EXERCISE: Search the data for "СТРАНА" and copy every matching line.

DATA FOR ANALYSIS:
******************************

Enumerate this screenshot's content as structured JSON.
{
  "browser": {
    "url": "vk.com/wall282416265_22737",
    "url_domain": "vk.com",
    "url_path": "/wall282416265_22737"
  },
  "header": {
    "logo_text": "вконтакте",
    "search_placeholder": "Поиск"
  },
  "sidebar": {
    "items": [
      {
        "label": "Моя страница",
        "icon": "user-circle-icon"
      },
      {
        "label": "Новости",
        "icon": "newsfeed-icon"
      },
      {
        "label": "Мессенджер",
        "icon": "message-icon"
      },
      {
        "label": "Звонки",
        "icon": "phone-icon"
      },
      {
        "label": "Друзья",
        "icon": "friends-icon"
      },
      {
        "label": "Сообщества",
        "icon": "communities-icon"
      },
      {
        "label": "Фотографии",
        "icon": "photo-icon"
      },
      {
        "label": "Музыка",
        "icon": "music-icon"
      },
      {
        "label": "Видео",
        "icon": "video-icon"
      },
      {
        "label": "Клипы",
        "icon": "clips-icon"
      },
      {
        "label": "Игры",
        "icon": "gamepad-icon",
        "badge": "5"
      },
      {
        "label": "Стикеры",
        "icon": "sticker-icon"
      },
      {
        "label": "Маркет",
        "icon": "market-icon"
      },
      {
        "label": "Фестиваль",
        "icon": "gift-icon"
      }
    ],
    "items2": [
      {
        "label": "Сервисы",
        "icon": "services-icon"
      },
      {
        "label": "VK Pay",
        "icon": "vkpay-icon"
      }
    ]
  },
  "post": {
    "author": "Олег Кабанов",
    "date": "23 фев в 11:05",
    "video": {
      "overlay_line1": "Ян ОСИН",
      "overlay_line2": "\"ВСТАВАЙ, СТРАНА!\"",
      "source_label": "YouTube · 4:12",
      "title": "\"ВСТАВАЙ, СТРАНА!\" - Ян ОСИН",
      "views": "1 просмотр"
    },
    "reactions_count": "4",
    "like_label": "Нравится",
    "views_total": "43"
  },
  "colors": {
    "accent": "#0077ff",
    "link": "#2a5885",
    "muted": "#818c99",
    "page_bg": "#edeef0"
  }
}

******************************

WRITTEN SOLUTION:
      "overlay_line2": "\"ВСТАВАЙ, СТРАНА!\"",
      "title": "\"ВСТАВАЙ, СТРАНА!\" - Ян ОСИН",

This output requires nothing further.